He said there was no fire in the home when he left.
Weisheit explained from the witness stand that he wanted to get away for only a day or two to escape the stressful situation at home.
He was picked up hours later after authorities tracked his OnStar-equipped Camaro using the assistance of OnStar employees.
Throughout the trial the issue of railroad flares found in close proximity to Caleb Lynch was discussed frequently.
The child’s charred remains were found with a flare stuffed into his underwear, and several flare fragments were found under his body after the fire was extinguished.
Alyssa Lynch’s body was found in what had been a closet of the home.

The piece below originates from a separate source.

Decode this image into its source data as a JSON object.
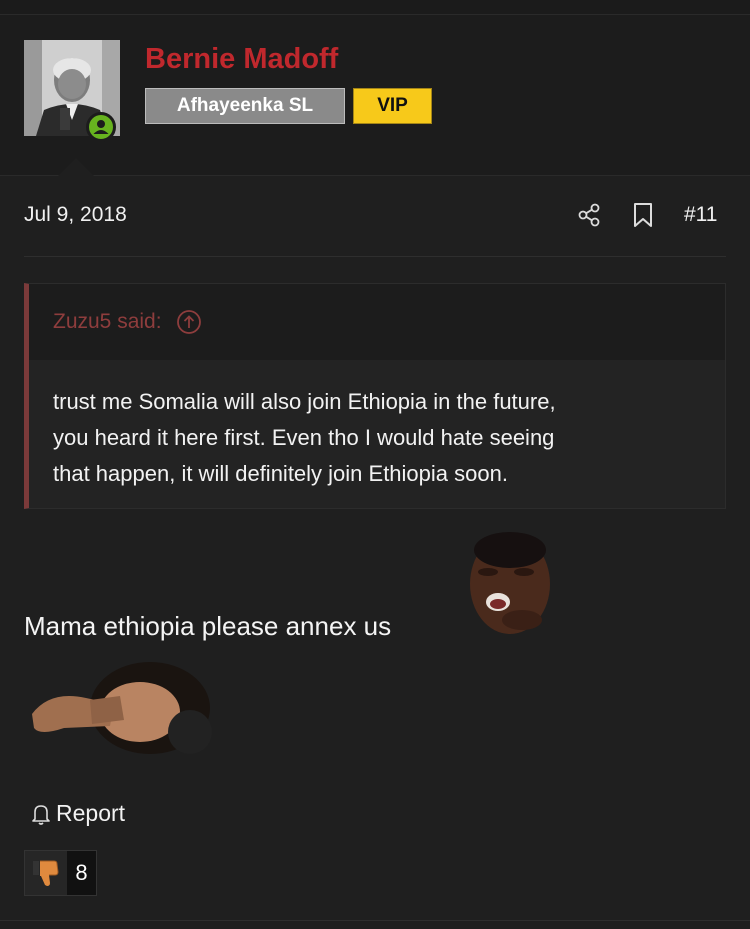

Weisheit said he had brought the flares into the home, but had not given them to the child or come into contact with them at the time of the fire.
During his testimony, Weisheit said the flares were possibly placed near the boy’s body by first responders in an effort to “stage” a fabricated scene.
While McDaniel has said Caleb Lynch was possibly playing with the flares, and that is why they were found next to his body, Schutte said during closing arguments Tuesday morning, “It is not physically possible that he put those flares there. We know Caleb didn’t' do it. He's 5 years old. He couldn't move.”
Weisheit not only denied setting the fire himself, he said he didn’t believe the fire was intentionally set at all.
He told the court, he believed it was his own faulty electrical work that caused the blaze.
Schutte said it was absurd for Weisheit to have suggested the home somehow went up in flames on its own at the same time he had hog-tied Caleb Lynch. Weisheit removed all his own belongings from the home, including more than $4,000 in cash, and was taken into custody after a vehicular pursuit that exceeded speeds of 100 mph and ended in Covington, Ky., where he was apprehended.